Records excerpted from a collection:
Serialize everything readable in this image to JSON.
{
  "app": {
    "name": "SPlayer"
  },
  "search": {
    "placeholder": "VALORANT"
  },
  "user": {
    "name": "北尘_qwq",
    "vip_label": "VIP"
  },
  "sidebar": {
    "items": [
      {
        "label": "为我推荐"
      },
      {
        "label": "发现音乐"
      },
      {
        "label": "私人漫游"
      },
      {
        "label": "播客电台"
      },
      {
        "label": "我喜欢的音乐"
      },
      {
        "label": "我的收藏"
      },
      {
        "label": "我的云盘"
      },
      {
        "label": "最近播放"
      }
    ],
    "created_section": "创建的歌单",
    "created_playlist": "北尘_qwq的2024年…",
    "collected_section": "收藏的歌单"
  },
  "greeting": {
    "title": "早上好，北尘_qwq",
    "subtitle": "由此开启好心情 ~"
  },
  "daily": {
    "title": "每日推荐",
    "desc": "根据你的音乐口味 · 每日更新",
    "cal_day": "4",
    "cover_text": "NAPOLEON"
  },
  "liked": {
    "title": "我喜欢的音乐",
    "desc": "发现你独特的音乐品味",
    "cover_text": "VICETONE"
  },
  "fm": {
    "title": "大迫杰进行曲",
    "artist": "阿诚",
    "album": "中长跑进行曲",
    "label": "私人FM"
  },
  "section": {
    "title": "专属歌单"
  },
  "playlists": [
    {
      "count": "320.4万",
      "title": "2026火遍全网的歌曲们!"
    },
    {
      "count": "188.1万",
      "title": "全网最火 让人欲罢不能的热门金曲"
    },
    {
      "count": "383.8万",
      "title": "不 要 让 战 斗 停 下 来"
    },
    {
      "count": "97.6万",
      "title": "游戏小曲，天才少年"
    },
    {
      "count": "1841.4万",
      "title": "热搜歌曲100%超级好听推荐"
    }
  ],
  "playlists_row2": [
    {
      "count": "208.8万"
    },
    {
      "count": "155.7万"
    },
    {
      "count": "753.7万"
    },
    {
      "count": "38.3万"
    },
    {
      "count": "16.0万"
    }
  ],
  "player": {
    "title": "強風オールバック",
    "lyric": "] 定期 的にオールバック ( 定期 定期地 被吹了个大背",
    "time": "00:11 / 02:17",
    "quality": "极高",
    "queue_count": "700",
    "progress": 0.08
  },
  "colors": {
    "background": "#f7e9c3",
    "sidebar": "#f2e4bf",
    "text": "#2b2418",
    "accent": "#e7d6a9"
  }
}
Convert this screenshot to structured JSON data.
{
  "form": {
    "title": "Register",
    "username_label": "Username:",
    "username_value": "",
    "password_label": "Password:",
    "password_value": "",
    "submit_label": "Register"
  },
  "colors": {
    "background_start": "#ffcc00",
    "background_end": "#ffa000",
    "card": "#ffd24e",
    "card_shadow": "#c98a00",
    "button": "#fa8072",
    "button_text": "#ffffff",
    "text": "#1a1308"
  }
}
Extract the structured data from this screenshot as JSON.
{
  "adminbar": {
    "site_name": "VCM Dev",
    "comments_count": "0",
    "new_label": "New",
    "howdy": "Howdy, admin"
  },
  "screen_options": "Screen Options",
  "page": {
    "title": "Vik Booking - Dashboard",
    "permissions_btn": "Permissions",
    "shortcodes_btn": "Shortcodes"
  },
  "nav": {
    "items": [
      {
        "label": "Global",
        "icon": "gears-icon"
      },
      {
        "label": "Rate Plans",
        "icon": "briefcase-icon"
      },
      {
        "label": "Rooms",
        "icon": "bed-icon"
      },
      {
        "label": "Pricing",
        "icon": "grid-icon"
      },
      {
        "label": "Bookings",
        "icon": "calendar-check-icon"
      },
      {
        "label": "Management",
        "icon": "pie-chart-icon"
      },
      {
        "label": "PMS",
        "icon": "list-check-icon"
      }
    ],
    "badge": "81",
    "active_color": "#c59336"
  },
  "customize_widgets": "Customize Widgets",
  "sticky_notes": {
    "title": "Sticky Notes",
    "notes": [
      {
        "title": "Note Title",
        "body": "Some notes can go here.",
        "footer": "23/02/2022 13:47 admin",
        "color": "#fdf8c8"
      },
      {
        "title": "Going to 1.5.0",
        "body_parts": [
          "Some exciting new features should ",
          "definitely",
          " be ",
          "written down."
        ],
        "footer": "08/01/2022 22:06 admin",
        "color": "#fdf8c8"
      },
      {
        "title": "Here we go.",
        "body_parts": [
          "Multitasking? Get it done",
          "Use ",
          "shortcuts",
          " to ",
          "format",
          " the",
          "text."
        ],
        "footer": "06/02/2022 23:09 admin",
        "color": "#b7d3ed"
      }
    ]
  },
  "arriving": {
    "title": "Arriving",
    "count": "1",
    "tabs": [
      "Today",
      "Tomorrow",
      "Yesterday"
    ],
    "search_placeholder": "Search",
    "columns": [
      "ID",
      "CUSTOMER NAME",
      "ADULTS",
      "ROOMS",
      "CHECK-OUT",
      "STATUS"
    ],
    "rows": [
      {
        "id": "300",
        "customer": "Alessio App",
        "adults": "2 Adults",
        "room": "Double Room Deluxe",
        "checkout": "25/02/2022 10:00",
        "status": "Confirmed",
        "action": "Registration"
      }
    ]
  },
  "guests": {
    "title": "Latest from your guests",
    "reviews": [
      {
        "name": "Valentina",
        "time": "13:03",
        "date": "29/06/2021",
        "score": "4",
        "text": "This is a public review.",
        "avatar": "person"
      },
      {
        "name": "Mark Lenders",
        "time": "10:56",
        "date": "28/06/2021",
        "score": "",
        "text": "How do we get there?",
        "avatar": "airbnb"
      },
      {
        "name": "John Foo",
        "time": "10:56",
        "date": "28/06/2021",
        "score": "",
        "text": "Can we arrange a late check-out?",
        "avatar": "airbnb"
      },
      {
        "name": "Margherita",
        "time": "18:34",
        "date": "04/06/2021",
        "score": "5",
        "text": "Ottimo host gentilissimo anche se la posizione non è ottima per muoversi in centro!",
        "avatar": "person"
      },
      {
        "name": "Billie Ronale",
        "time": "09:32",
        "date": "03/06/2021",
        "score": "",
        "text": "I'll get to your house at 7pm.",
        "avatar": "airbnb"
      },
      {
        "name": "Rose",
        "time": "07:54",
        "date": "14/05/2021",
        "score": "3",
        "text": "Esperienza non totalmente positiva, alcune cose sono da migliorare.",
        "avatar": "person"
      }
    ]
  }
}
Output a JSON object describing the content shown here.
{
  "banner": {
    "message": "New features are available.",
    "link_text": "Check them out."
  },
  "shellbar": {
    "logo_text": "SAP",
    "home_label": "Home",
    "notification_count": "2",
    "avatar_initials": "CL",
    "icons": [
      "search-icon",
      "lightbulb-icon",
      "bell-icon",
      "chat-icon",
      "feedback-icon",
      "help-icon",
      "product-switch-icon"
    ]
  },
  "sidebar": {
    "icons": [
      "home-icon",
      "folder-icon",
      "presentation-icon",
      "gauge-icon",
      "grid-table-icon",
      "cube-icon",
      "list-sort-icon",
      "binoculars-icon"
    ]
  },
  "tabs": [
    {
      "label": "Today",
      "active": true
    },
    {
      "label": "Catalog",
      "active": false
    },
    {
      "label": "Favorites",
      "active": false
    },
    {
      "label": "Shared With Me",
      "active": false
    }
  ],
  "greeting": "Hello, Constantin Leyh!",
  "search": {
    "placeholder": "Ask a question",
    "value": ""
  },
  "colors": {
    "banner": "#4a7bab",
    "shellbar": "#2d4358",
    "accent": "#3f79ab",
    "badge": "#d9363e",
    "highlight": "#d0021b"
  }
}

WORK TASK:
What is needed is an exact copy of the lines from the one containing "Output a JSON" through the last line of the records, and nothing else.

WRITTEN REPLY:
Output a JSON object describing the content shown here.
{
  "banner": {
    "message": "New features are available.",
    "link_text": "Check them out."
  },
  "shellbar": {
    "logo_text": "SAP",
    "home_label": "Home",
    "notification_count": "2",
    "avatar_initials": "CL",
    "icons": [
      "search-icon",
      "lightbulb-icon",
      "bell-icon",
      "chat-icon",
      "feedback-icon",
      "help-icon",
      "product-switch-icon"
    ]
  },
  "sidebar": {
    "icons": [
      "home-icon",
      "folder-icon",
      "presentation-icon",
      "gauge-icon",
      "grid-table-icon",
      "cube-icon",
      "list-sort-icon",
      "binoculars-icon"
    ]
  },
  "tabs": [
    {
      "label": "Today",
      "active": true
    },
    {
      "label": "Catalog",
      "active": false
    },
    {
      "label": "Favorites",
      "active": false
    },
    {
      "label": "Shared With Me",
      "active": false
    }
  ],
  "greeting": "Hello, Constantin Leyh!",
  "search": {
    "placeholder": "Ask a question",
    "value": ""
  },
  "colors": {
    "banner": "#4a7bab",
    "shellbar": "#2d4358",
    "accent": "#3f79ab",
    "badge": "#d9363e",
    "highlight": "#d0021b"
  }
}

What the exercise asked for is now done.